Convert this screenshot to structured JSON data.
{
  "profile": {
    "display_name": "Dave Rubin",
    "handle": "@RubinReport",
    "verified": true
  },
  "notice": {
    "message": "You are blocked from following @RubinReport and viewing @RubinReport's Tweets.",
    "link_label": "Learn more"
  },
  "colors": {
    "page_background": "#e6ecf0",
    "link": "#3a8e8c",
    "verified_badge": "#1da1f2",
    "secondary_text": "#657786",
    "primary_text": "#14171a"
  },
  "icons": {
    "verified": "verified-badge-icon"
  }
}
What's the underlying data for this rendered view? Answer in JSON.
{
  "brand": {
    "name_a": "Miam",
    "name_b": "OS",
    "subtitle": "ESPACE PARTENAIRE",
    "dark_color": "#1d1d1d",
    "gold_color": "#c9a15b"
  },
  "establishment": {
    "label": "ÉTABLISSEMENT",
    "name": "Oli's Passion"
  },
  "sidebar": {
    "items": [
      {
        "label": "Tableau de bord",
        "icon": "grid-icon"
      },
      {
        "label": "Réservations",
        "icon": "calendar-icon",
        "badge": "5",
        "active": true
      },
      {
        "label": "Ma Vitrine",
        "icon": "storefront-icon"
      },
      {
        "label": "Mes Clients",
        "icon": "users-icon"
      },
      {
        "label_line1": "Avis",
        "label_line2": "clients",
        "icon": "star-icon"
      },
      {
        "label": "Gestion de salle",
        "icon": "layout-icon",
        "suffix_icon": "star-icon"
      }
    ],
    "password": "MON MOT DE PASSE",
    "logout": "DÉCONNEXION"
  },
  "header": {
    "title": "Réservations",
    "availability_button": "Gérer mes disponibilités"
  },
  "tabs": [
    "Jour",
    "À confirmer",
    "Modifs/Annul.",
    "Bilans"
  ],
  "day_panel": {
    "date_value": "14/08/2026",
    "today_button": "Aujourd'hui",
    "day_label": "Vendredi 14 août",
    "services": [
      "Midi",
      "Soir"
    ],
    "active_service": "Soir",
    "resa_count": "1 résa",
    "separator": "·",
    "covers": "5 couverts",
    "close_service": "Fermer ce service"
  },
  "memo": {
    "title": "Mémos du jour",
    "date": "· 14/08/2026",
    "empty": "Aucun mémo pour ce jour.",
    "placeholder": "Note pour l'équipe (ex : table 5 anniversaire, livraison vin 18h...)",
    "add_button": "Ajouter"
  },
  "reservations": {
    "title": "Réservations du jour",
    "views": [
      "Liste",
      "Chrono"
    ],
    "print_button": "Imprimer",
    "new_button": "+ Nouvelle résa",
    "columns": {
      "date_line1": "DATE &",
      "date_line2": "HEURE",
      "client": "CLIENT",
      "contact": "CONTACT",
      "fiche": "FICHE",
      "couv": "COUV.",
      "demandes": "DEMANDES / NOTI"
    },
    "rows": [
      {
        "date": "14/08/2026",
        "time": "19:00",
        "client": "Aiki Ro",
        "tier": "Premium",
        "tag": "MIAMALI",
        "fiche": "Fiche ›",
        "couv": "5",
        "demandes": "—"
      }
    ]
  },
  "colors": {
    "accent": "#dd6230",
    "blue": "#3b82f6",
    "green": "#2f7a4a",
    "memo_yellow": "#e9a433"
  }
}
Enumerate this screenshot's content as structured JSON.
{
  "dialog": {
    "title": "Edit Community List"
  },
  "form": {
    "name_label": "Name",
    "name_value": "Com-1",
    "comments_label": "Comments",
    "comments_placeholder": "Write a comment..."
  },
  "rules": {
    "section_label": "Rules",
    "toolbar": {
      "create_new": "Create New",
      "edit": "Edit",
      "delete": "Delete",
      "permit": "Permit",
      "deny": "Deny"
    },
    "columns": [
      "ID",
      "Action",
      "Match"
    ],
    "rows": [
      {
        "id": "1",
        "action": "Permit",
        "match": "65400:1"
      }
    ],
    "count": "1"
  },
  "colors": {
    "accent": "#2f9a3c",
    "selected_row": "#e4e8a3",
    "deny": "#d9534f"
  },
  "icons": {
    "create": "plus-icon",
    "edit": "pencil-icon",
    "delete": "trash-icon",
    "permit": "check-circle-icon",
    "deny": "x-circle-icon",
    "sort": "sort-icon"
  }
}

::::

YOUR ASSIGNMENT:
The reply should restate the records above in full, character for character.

OUTPUT:
Convert this screenshot to structured JSON data.
{
  "profile": {
    "display_name": "Dave Rubin",
    "handle": "@RubinReport",
    "verified": true
  },
  "notice": {
    "message": "You are blocked from following @RubinReport and viewing @RubinReport's Tweets.",
    "link_label": "Learn more"
  },
  "colors": {
    "page_background": "#e6ecf0",
    "link": "#3a8e8c",
    "verified_badge": "#1da1f2",
    "secondary_text": "#657786",
    "primary_text": "#14171a"
  },
  "icons": {
    "verified": "verified-badge-icon"
  }
}
What's the underlying data for this rendered view? Answer in JSON.
{
  "brand": {
    "name_a": "Miam",
    "name_b": "OS",
    "subtitle": "ESPACE PARTENAIRE",
    "dark_color": "#1d1d1d",
    "gold_color": "#c9a15b"
  },
  "establishment": {
    "label": "ÉTABLISSEMENT",
    "name": "Oli's Passion"
  },
  "sidebar": {
    "items": [
      {
        "label": "Tableau de bord",
        "icon": "grid-icon"
      },
      {
        "label": "Réservations",
        "icon": "calendar-icon",
        "badge": "5",
        "active": true
      },
      {
        "label": "Ma Vitrine",
        "icon": "storefront-icon"
      },
      {
        "label": "Mes Clients",
        "icon": "users-icon"
      },
      {
        "label_line1": "Avis",
        "label_line2": "clients",
        "icon": "star-icon"
      },
      {
        "label": "Gestion de salle",
        "icon": "layout-icon",
        "suffix_icon": "star-icon"
      }
    ],
    "password": "MON MOT DE PASSE",
    "logout": "DÉCONNEXION"
  },
  "header": {
    "title": "Réservations",
    "availability_button": "Gérer mes disponibilités"
  },
  "tabs": [
    "Jour",
    "À confirmer",
    "Modifs/Annul.",
    "Bilans"
  ],
  "day_panel": {
    "date_value": "14/08/2026",
    "today_button": "Aujourd'hui",
    "day_label": "Vendredi 14 août",
    "services": [
      "Midi",
      "Soir"
    ],
    "active_service": "Soir",
    "resa_count": "1 résa",
    "separator": "·",
    "covers": "5 couverts",
    "close_service": "Fermer ce service"
  },
  "memo": {
    "title": "Mémos du jour",
    "date": "· 14/08/2026",
    "empty": "Aucun mémo pour ce jour.",
    "placeholder": "Note pour l'équipe (ex : table 5 anniversaire, livraison vin 18h...)",
    "add_button": "Ajouter"
  },
  "reservations": {
    "title": "Réservations du jour",
    "views": [
      "Liste",
      "Chrono"
    ],
    "print_button": "Imprimer",
    "new_button": "+ Nouvelle résa",
    "columns": {
      "date_line1": "DATE &",
      "date_line2": "HEURE",
      "client": "CLIENT",
      "contact": "CONTACT",
      "fiche": "FICHE",
      "couv": "COUV.",
      "demandes": "DEMANDES / NOTI"
    },
    "rows": [
      {
        "date": "14/08/2026",
        "time": "19:00",
        "client": "Aiki Ro",
        "tier": "Premium",
        "tag": "MIAMALI",
        "fiche": "Fiche ›",
        "couv": "5",
        "demandes": "—"
      }
    ]
  },
  "colors": {
    "accent": "#dd6230",
    "blue": "#3b82f6",
    "green": "#2f7a4a",
    "memo_yellow": "#e9a433"
  }
}
Enumerate this screenshot's content as structured JSON.
{
  "dialog": {
    "title": "Edit Community List"
  },
  "form": {
    "name_label": "Name",
    "name_value": "Com-1",
    "comments_label": "Comments",
    "comments_placeholder": "Write a comment..."
  },
  "rules": {
    "section_label": "Rules",
    "toolbar": {
      "create_new": "Create New",
      "edit": "Edit",
      "delete": "Delete",
      "permit": "Permit",
      "deny": "Deny"
    },
    "columns": [
      "ID",
      "Action",
      "Match"
    ],
    "rows": [
      {
        "id": "1",
        "action": "Permit",
        "match": "65400:1"
      }
    ],
    "count": "1"
  },
  "colors": {
    "accent": "#2f9a3c",
    "selected_row": "#e4e8a3",
    "deny": "#d9534f"
  },
  "icons": {
    "create": "plus-icon",
    "edit": "pencil-icon",
    "delete": "trash-icon",
    "permit": "check-circle-icon",
    "deny": "x-circle-icon",
    "sort": "sort-icon"
  }
}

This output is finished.